February 11, 2019
When family friends of Brandon Allen, founder of Fort Worth, Texas-based Allen Architecture, decided they wanted to build their own property from the ground up, it was the land they considered first.
“The site does fall within the city limits and is on a significantly traveled road,” said Allen. “We located the house to maximize the site conditions – topography, trees, groves, prevailing breezes, sun, etc. – and provide privacy. If you woke up in the house, you would think you were an hour out of town.”
Providing for Changing Needs
The house needed to work for the current home dynamic, which is a young family with young kids, by being durable and having areas where parents can keep an eye on the children. As the children grow up, the home will then need to provide privacy and separation and ultimately feel intimate when it’s only the empty nesters left.
“We knew this project would be a forever home for the client,” said Allen. “And having young kids, the house needed to adapt through the years. We set out to design a house that lives both grandly and intimately.”
The kitchen is one of the rooms that will likely remain the same no matter the homeowners’ stage of life. It needs to always cater to large groups and offer lots of places for multiple cooks and clean-up helpers.
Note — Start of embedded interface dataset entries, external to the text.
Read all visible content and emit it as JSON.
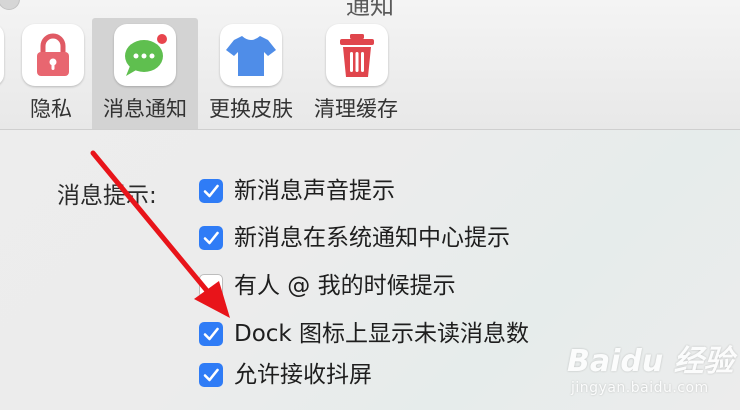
{
  "window": {
    "title": "通知"
  },
  "toolbar": {
    "tabs": [
      {
        "label": "隐私",
        "icon": "lock-icon",
        "selected": false
      },
      {
        "label": "消息通知",
        "icon": "chat-bubble-icon",
        "selected": true
      },
      {
        "label": "更换皮肤",
        "icon": "tshirt-icon",
        "selected": false
      },
      {
        "label": "清理缓存",
        "icon": "trash-icon",
        "selected": false
      }
    ]
  },
  "notifications": {
    "section_label": "消息提示:",
    "options": [
      {
        "label": "新消息声音提示",
        "checked": true
      },
      {
        "label": "新消息在系统通知中心提示",
        "checked": true
      },
      {
        "label": "有人 @ 我的时候提示",
        "checked": false
      },
      {
        "label": "Dock 图标上显示未读消息数",
        "checked": true
      },
      {
        "label": "允许接收抖屏",
        "checked": true
      }
    ]
  },
  "watermark": {
    "text": "Baidu 经验",
    "url_text": "jingyan.baidu.com"
  },
  "colors": {
    "accent": "#2f7cf6",
    "arrow": "#e8141a",
    "selected_tab_bg": "#d3d3d3"
  }
}
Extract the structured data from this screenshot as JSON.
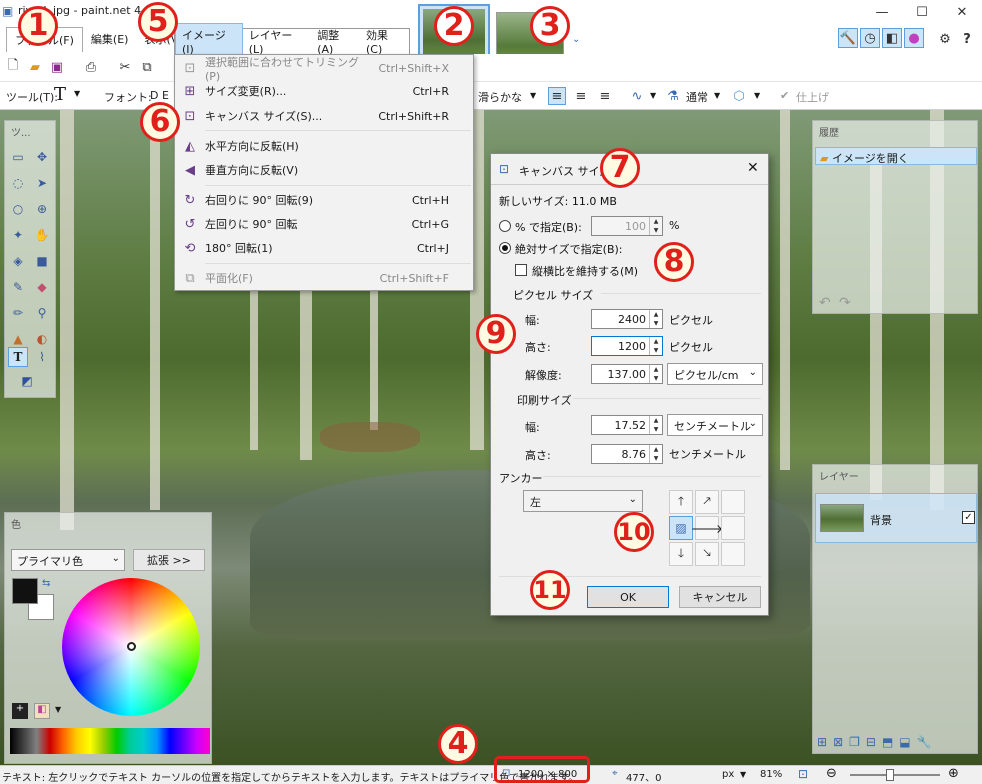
{
  "window": {
    "title": "riverL.jpg - paint.net 4.10",
    "minimize": "—",
    "maximize": "☐",
    "close": "✕"
  },
  "menu": {
    "file": "ファイル(F)",
    "edit": "編集(E)",
    "view": "表示(V)",
    "image": "イメージ(I)",
    "layers": "レイヤー(L)",
    "adjust": "調整(A)",
    "effects": "効果(C)"
  },
  "toolbar": {
    "tool_label": "ツール(T):",
    "font_label": "フォント:",
    "font_value": "D E",
    "smooth": "滑らかな",
    "blend_mode": "通常",
    "finish": "仕上げ"
  },
  "image_menu": {
    "items": [
      {
        "label": "選択範囲に合わせてトリミング(P)",
        "shortcut": "Ctrl+Shift+X",
        "disabled": true
      },
      {
        "label": "サイズ変更(R)...",
        "shortcut": "Ctrl+R",
        "disabled": false
      },
      {
        "label": "キャンバス サイズ(S)...",
        "shortcut": "Ctrl+Shift+R",
        "disabled": false
      },
      {
        "label": "水平方向に反転(H)",
        "shortcut": "",
        "disabled": false
      },
      {
        "label": "垂直方向に反転(V)",
        "shortcut": "",
        "disabled": false
      },
      {
        "label": "右回りに 90° 回転(9)",
        "shortcut": "Ctrl+H",
        "disabled": false
      },
      {
        "label": "左回りに 90° 回転",
        "shortcut": "Ctrl+G",
        "disabled": false
      },
      {
        "label": "180° 回転(1)",
        "shortcut": "Ctrl+J",
        "disabled": false
      },
      {
        "label": "平面化(F)",
        "shortcut": "Ctrl+Shift+F",
        "disabled": true
      }
    ]
  },
  "canvas_dialog": {
    "title": "キャンバス サイズ",
    "new_size": "新しいサイズ: 11.0 MB",
    "by_percent": "% で指定(B):",
    "percent_value": "100",
    "percent_unit": "%",
    "by_absolute": "絶対サイズで指定(B):",
    "keep_ratio": "縦横比を維持する(M)",
    "pixel_size": "ピクセル サイズ",
    "width_label": "幅:",
    "width_value": "2400",
    "pixel_unit": "ピクセル",
    "height_label": "高さ:",
    "height_value": "1200",
    "resolution_label": "解像度:",
    "resolution_value": "137.00",
    "resolution_unit": "ピクセル/cm",
    "print_size": "印刷サイズ",
    "print_width_label": "幅:",
    "print_width_value": "17.52",
    "print_width_unit": "センチメートル",
    "print_height_label": "高さ:",
    "print_height_value": "8.76",
    "print_height_unit": "センチメートル",
    "anchor_label": "アンカー",
    "anchor_value": "左",
    "ok": "OK",
    "cancel": "キャンセル"
  },
  "history_panel": {
    "title": "履歴",
    "item": "イメージを開く"
  },
  "layers_panel": {
    "title": "レイヤー",
    "layer_name": "背景"
  },
  "colors_panel": {
    "title": "色",
    "mode": "プライマリ色",
    "expand": "拡張 >>"
  },
  "tools_panel": {
    "title": "ツ..."
  },
  "status": {
    "hint": "テキスト: 左クリックでテキスト カーソルの位置を指定してからテキストを入力します。テキストはプライマリ色で書かれます。",
    "image_size": "1200 × 800",
    "cursor_pos": "477、0",
    "unit": "px",
    "zoom": "81%"
  },
  "annotations": {
    "n1": "1",
    "n2": "2",
    "n3": "3",
    "n4": "4",
    "n5": "5",
    "n6": "6",
    "n7": "7",
    "n8": "8",
    "n9": "9",
    "n10": "10",
    "n11": "11"
  },
  "colors": {
    "annotation_red": "#e0201a",
    "selection_blue": "#cce4f7",
    "accent_blue": "#0078d7"
  }
}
To do this, Allen decided to include two islands. The island closest to the stove is just large enough for a sink and additional prep area, while the far island is large, L-shaped and complete with bar seating. This separation of functional spaces ensures that the cook and the guests have their own areas, but they can still interact.
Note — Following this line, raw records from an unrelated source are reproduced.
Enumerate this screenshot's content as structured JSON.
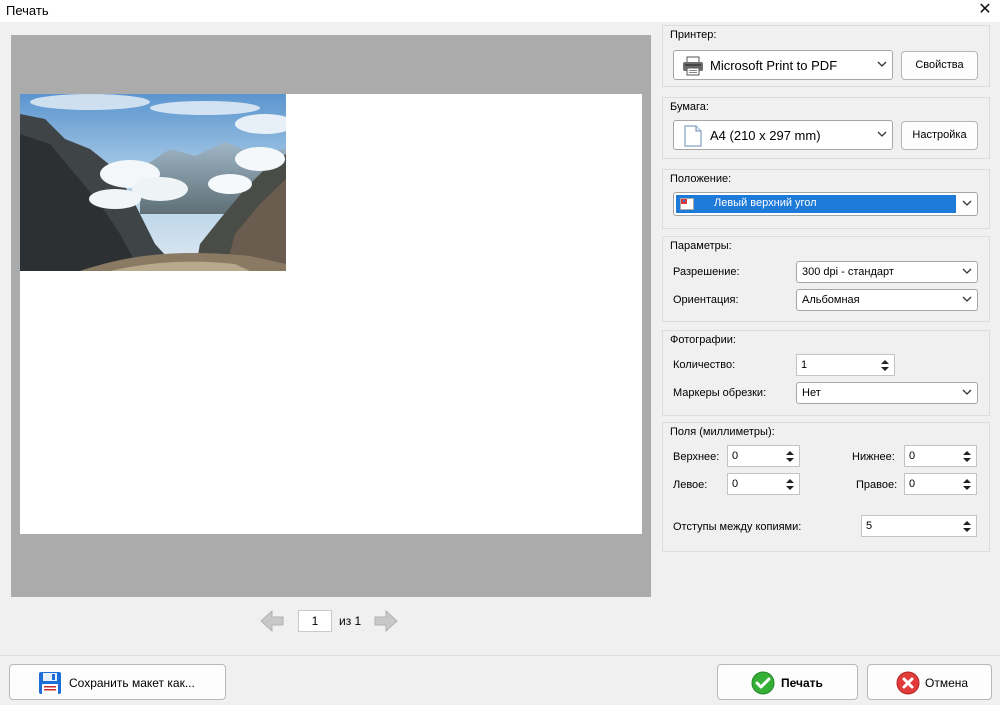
{
  "window": {
    "title": "Печать",
    "close_glyph": "✕"
  },
  "pager": {
    "page": "1",
    "of_text": "из 1"
  },
  "printer": {
    "label": "Принтер:",
    "value": "Microsoft Print to PDF",
    "properties_button": "Свойства"
  },
  "paper": {
    "label": "Бумага:",
    "value": "A4 (210 x 297 mm)",
    "settings_button": "Настройка"
  },
  "position": {
    "label": "Положение:",
    "value": "Левый верхний угол",
    "highlight_color": "#1e7ad8"
  },
  "params": {
    "label": "Параметры:",
    "resolution_label": "Разрешение:",
    "resolution_value": "300 dpi - стандарт",
    "orientation_label": "Ориентация:",
    "orientation_value": "Альбомная"
  },
  "photos": {
    "label": "Фотографии:",
    "quantity_label": "Количество:",
    "quantity_value": "1",
    "crop_marks_label": "Маркеры обрезки:",
    "crop_marks_value": "Нет"
  },
  "margins": {
    "label": "Поля (миллиметры):",
    "top_label": "Верхнее:",
    "top_value": "0",
    "bottom_label": "Нижнее:",
    "bottom_value": "0",
    "left_label": "Левое:",
    "left_value": "0",
    "right_label": "Правое:",
    "right_value": "0",
    "spacing_label": "Отступы между копиями:",
    "spacing_value": "5"
  },
  "footer": {
    "save_layout_button": "Сохранить макет как...",
    "print_button": "Печать",
    "cancel_button": "Отмена"
  },
  "icons": {
    "printer": "printer-icon",
    "paper": "document-icon",
    "position": "image-position-icon",
    "save": "floppy-disk-icon",
    "print": "green-check-icon",
    "cancel": "red-cancel-icon"
  }
}
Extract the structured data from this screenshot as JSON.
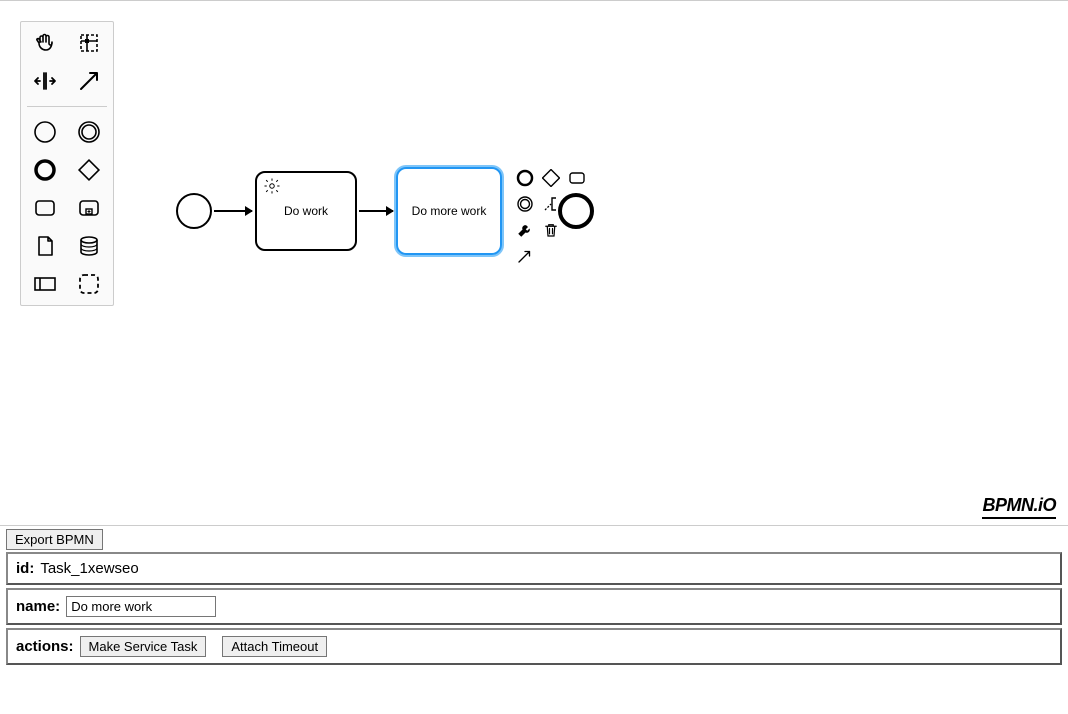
{
  "canvas": {
    "tasks": [
      {
        "label": "Do work"
      },
      {
        "label": "Do more work"
      }
    ]
  },
  "brand": "BPMN.iO",
  "panel": {
    "export_label": "Export BPMN",
    "id_label": "id:",
    "id_value": "Task_1xewseo",
    "name_label": "name:",
    "name_value": "Do more work",
    "actions_label": "actions:",
    "make_service_task": "Make Service Task",
    "attach_timeout": "Attach Timeout"
  }
}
In addition to the main prepping and entertaining spaces, there is also a hidden clean-up area behind the main kitchen, making it easier to keep big messes from getting in the way.
Since the family is hoping to keep this home long term, it was best to find a design that would transcend trends and would not have to be updated soon. Allen chose timeless white cabinetry for the majority of the space with simple, flat-paneled doors.
“We work with a phenomenal millworker, Hughes Cabinetry, that can execute anything we come up with,” said the architect, adding that they used both AutoCAD and Sketchup to design this kitchen. “For this, we kept the cabinets a Shaker style for its timelessness and ability to be both traditional and modern.”
The prep island offers a break from the white cabinetry with natural wood cabinets. Topped with the same white quartz as the other island and the perimeter cabinets, this contrasting island brings warmth and a sense of rusticity to the project. This wood is also repeated in the open shelving in the back kitchen and next to the hood.
Pops of aquamarine also lend character to the space. This color can be found on the barstools and on the mosaic tile backsplash behind the range, which was laid out in a herringbone pattern. The hidden back area, as well as the hood, is lined with white shiplap for additional texture. To complement the matte-black hardware and fixtures, Allen installed two matte-black dome pendants over the larger island to complete the picture. The final project reflects a cheery and open kitchen made for happy memories.
“The contractor we used for this project was also a childhood friend, and we often scheduled site meetings on Friday afternoons so that additional friends, family and kids could all get together after business was handled,” said Allen. “The kids had acres in which to run, and we would bring in food and drinks to make it a social event. These events were so successful that we are exploring ways to incorporate something like this into more projects.”
Designer: Brandon E. Allen, Allen Architecture
Photography: Brian McWeeny
Appliances: GE Profile
Backsplash: Concept Surfaces
Cabinets: Hughes Cabinetry
Dining Room Island: Rejuvenation
Dining Room Lighting: Sonneman Lighting
Stair Treads: Hughes Cabinetry
Wall Sconces: School House Electric